Your reply should be made up of every line in the records below that holds the string "title".

Input material:
--- --- ---
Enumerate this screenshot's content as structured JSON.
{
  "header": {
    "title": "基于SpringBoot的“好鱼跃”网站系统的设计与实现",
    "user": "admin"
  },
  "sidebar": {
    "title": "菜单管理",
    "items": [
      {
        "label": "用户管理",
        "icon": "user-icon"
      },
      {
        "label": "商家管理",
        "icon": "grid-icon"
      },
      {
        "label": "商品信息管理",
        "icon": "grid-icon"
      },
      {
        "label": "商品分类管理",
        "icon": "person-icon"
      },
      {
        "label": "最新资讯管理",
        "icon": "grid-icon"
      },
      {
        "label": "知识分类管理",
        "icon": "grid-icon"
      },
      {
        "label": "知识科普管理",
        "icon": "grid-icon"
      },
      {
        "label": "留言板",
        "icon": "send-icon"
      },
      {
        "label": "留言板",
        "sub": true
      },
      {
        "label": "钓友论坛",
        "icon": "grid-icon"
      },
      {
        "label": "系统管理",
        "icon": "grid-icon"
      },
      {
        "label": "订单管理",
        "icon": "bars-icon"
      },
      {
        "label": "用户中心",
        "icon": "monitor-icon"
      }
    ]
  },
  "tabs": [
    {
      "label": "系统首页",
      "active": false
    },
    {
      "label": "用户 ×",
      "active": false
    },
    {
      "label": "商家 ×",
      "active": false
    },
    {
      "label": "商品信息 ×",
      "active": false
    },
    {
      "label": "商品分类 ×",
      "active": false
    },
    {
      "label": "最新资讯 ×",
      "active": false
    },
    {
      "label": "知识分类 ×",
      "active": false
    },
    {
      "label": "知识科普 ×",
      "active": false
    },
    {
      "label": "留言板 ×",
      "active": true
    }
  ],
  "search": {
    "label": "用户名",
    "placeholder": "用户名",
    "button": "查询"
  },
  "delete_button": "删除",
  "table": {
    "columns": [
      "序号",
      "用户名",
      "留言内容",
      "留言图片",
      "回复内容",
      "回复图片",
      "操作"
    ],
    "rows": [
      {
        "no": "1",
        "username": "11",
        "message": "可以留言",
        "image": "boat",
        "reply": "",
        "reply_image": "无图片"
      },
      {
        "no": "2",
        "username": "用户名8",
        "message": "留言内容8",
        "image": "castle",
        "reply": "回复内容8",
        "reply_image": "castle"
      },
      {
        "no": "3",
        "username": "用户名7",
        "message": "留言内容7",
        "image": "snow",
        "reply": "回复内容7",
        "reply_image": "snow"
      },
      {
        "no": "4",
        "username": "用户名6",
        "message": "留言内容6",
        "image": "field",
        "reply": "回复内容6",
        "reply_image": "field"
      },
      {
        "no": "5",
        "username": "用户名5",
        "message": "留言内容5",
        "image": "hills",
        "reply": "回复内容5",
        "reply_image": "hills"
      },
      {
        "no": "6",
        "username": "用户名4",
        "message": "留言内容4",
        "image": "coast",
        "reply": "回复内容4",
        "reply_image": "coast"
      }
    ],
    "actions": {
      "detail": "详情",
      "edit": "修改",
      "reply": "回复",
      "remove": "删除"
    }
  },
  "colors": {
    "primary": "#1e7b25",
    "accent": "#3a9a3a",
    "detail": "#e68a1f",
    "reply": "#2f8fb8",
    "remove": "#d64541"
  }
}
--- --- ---
Solution for this exercise:
    "title": "基于SpringBoot的“好鱼跃”网站系统的设计与实现",
    "title": "菜单管理",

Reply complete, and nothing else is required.